Once I started thinking about this, I noticed that this sort of over-reaction is rampant in the software industry. Static typing is a over-reaction to weakly typed languages. Java/C# inheritance models are an over-reaction to the complexities of multiple inheritance in C++ (interfaces exists because, as it turns out, you really do need multiple inheritance to make OO work and these languages have a broken inheritance model). XP is an over-reaction to water fall development methodologies. (I think. I have not totally convenience myself of this one yet.)

For example, I think manifest (or static) typing is an over-reaction to weakly typed systems. Everyone who has worked with C has a story about how they accidentally overwrote some random memory by doing pointer arithmetic something that was not really a pointer – or something similar – and it caused their program to fail much later in a completely different part of the code. This sort of thing is very difficult to debug because the code which is incorrect is not where the failure occurs. So C++ was introduced with strong and manifest types, and it was better. But it was the strong typing – that is, if you attempted to use an item in way that its type does not support the code fails in an obvious way – was the thing that made it better, not that the types are manifest in the source code. But everyone got the “manifest typing == strong typing == good; anything else == bad” meme anyway.

As for multiple inheritance I can only say that the C++ implementation of multiple inheritance is complex. But it is an implementation problem, not a conceptual problem. Multiple inheritance is not conceptually difficult and it is useful.

This tendency to over-react has been noticed before, of course. There is a well known pattern in software systems called second system syndrome. Second system syndrome is, at its core, an over-reaction. It usually goes like this. You build a system and it works basically as intended. People use it and want it to do something you had not anticipated and it takes a lot of work to implement that functionality. So you say, “well I am not going have that problem again” and you make the 2.0 version super flexible, extensible and any other -able you can think of. The thing about all those -ables is that they make the base system more complex and mostly you will not be using them. You over-reacted and you pay the price in much more difficult maintenance.

XP attempts to mitigate this tendency by saying, “assume simplicity”, which seems to have devolved into “don’t crystal-ball”. I think the “don’t crystal-ball” form is an over-reaction in itself. We have been burned in the past by unneeded complexity so instead we preclude all functionality that is not needed at this exact moment (even if you will probably need it tomorrow). Assuming simplicity not a bad approach but developers should try to guess what is going to happen in the future. Then they should examine those predictions with an extremely critical eye. If a predicted functionality is not likely to be needed it should be ignored. If the predicted functionality can be added easily at a later date it should be ignored. If the predicted functionality is likely to be needed and would be difficult to add in the future it is something that should be implemented now – or at least enough of it should be implemented so the rest can be implemented easily in the future. The thing to remember is that most of the functionality you can imagine will never be needed so you need to be brutal when evaluating your predictions.

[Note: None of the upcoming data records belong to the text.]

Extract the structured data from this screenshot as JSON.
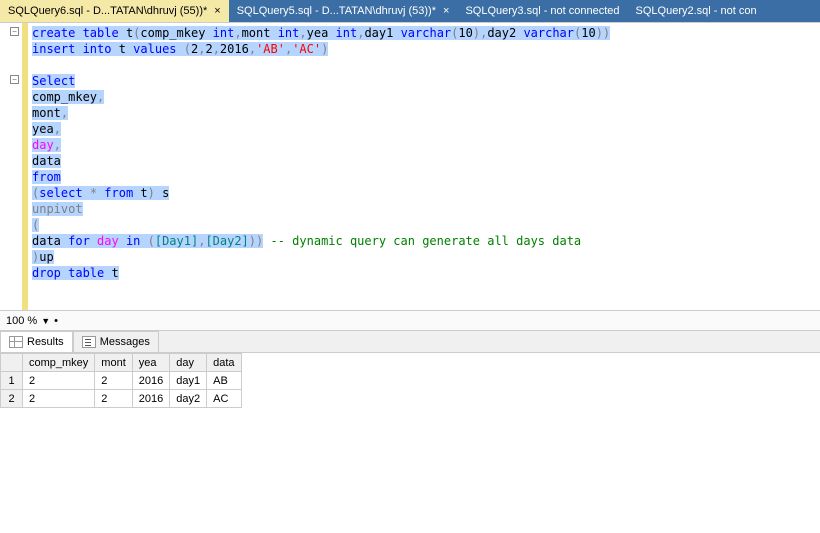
{
  "tabs": [
    {
      "label": "SQLQuery6.sql - D...TATAN\\dhruvj (55))*",
      "active": true,
      "closeable": true
    },
    {
      "label": "SQLQuery5.sql - D...TATAN\\dhruvj (53))*",
      "active": false,
      "closeable": true
    },
    {
      "label": "SQLQuery3.sql - not connected",
      "active": false,
      "closeable": false
    },
    {
      "label": "SQLQuery2.sql - not con",
      "active": false,
      "closeable": false
    }
  ],
  "zoom": "100 %",
  "resultTabs": {
    "results": "Results",
    "messages": "Messages"
  },
  "code": {
    "l1": {
      "a": "create",
      "b": " table",
      "c": " t",
      "d": "(",
      "e": "comp_mkey ",
      "f": "int",
      "g": ",",
      "h": "mont ",
      "i": "int",
      "j": ",",
      "k": "yea ",
      "l": "int",
      "m": ",",
      "n": "day1 ",
      "o": "varchar",
      "p": "(",
      "q": "10",
      "r": ")",
      "s": ",",
      "t": "day2 ",
      "u": "varchar",
      "v": "(",
      "w": "10",
      "x": "))"
    },
    "l2": {
      "a": "insert",
      "b": " into",
      "c": " t ",
      "d": "values",
      "e": " (",
      "f": "2",
      "g": ",",
      "h": "2",
      "i": ",",
      "j": "2016",
      "k": ",",
      "l": "'AB'",
      "m": ",",
      "n": "'AC'",
      "o": ")"
    },
    "l3": "",
    "l4": {
      "a": "Select"
    },
    "l5": {
      "a": "comp_mkey",
      "b": ","
    },
    "l6": {
      "a": "mont",
      "b": ","
    },
    "l7": {
      "a": "yea",
      "b": ","
    },
    "l8": {
      "a": "day",
      "b": ","
    },
    "l9": {
      "a": "data"
    },
    "l10": {
      "a": "from"
    },
    "l11": {
      "a": "(",
      "b": "select",
      "c": " *",
      "d": " from",
      "e": " t",
      "f": ")",
      "g": " s"
    },
    "l12": {
      "a": "unpivot"
    },
    "l13": {
      "a": "("
    },
    "l14": {
      "a": "data ",
      "b": "for",
      "c": " day ",
      "d": "in",
      "e": " (",
      "f": "[Day1]",
      "g": ",",
      "h": "[Day2]",
      "i": ")",
      "j": ")",
      "k": " -- dynamic query can generate all days data"
    },
    "l15": {
      "a": ")",
      "b": "up"
    },
    "l16": {
      "a": "drop",
      "b": " table",
      "c": " t"
    }
  },
  "grid": {
    "headers": [
      "",
      "comp_mkey",
      "mont",
      "yea",
      "day",
      "data"
    ],
    "rows": [
      [
        "1",
        "2",
        "2",
        "2016",
        "day1",
        "AB"
      ],
      [
        "2",
        "2",
        "2",
        "2016",
        "day2",
        "AC"
      ]
    ]
  }
}
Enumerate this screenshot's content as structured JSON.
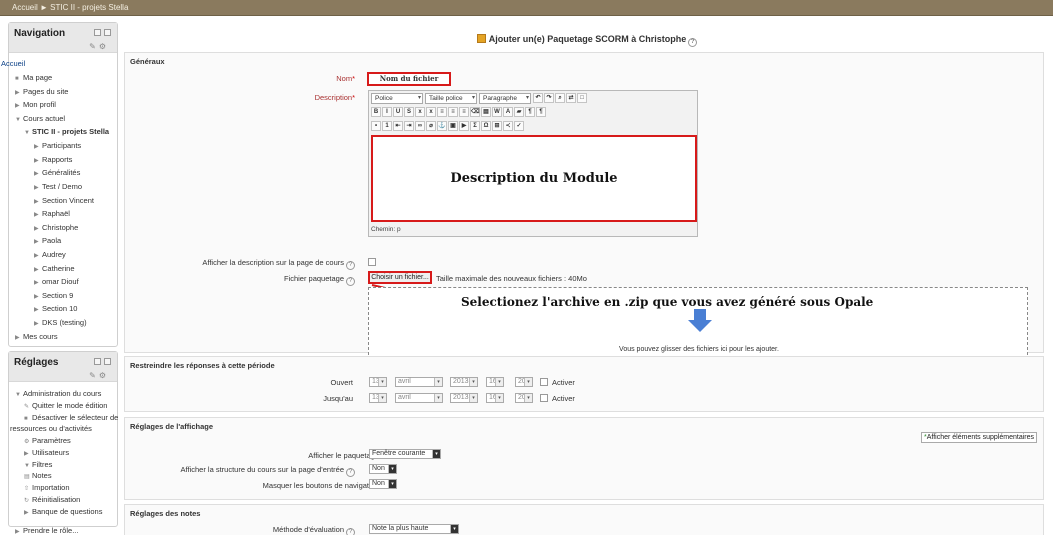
{
  "breadcrumb": "Accueil ► STIC II - projets Stella",
  "navigation": {
    "title": "Navigation",
    "items": [
      "Accueil",
      "Ma page",
      "Pages du site",
      "Mon profil",
      "Cours actuel",
      "STIC II - projets Stella",
      "Participants",
      "Rapports",
      "Généralités",
      "Test / Demo",
      "Section Vincent",
      "Raphaël",
      "Christophe",
      "Paola",
      "Audrey",
      "Catherine",
      "omar Diouf",
      "Section 9",
      "Section 10",
      "DKS (testing)",
      "Mes cours"
    ]
  },
  "reglages": {
    "title": "Réglages",
    "items": [
      "Administration du cours",
      "Quitter le mode édition",
      "Désactiver le sélecteur de",
      "ressources ou d'activités",
      "Paramètres",
      "Utilisateurs",
      "Filtres",
      "Notes",
      "Importation",
      "Réinitialisation",
      "Banque de questions",
      "Prendre le rôle..."
    ]
  },
  "page_title": "Ajouter un(e) Paquetage SCORM à Christophe",
  "generaux": {
    "legend": "Généraux",
    "name_label": "Nom",
    "name_value": "Nom du fichier",
    "desc_label": "Description",
    "toolbar": {
      "font": "Police",
      "size": "Taille police",
      "format": "Paragraphe"
    },
    "editor_text": "Description du Module",
    "editor_path": "Chemin: p",
    "show_desc_label": "Afficher la description sur la page de cours",
    "package_label": "Fichier paquetage",
    "choose_file": "Choisir un fichier...",
    "max_size": "Taille maximale des nouveaux fichiers : 40Mo",
    "annotation": "Selectionez l'archive en .zip que vous avez généré sous Opale",
    "drop_msg": "Vous pouvez glisser des fichiers ici pour les ajouter."
  },
  "restrict": {
    "legend": "Restreindre les réponses à cette période",
    "open_label": "Ouvert",
    "until_label": "Jusqu'au",
    "day": "13",
    "month": "avril",
    "year": "2013",
    "hour": "16",
    "minute": "20",
    "enable": "Activer"
  },
  "display": {
    "legend": "Réglages de l'affichage",
    "more_link": "Afficher éléments supplémentaires",
    "show_package_label": "Afficher le paquetage",
    "show_package_value": "Fenêtre courante",
    "show_structure_label": "Afficher la structure du cours sur la page d'entrée",
    "show_structure_value": "Non",
    "hide_nav_label": "Masquer les boutons de navigation",
    "hide_nav_value": "Non"
  },
  "notes": {
    "legend": "Réglages des notes",
    "method_label": "Méthode d'évaluation",
    "method_value": "Note la plus haute"
  },
  "colors": {
    "highlight": "#d71a1a",
    "breadcrumb_bar": "#8a7a5e",
    "arrow_blue": "#4a7fd4"
  }
}
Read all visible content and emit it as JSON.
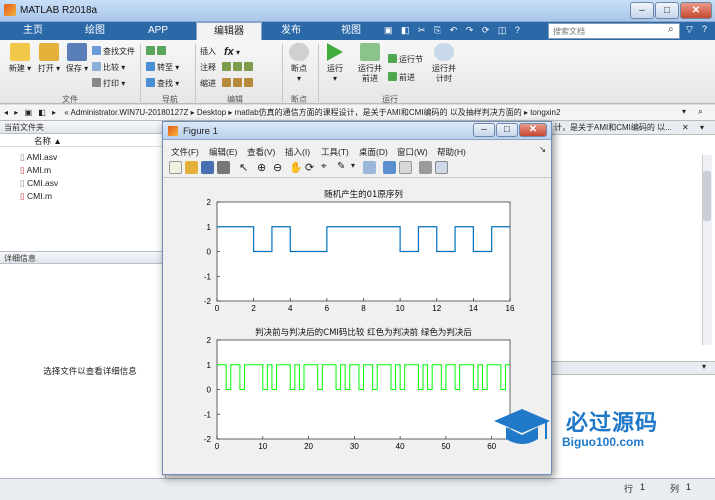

I think our industry would be a lot better off if we could learn solve the real problem instead of over-reacting to spurious issues that previous solutions introduced.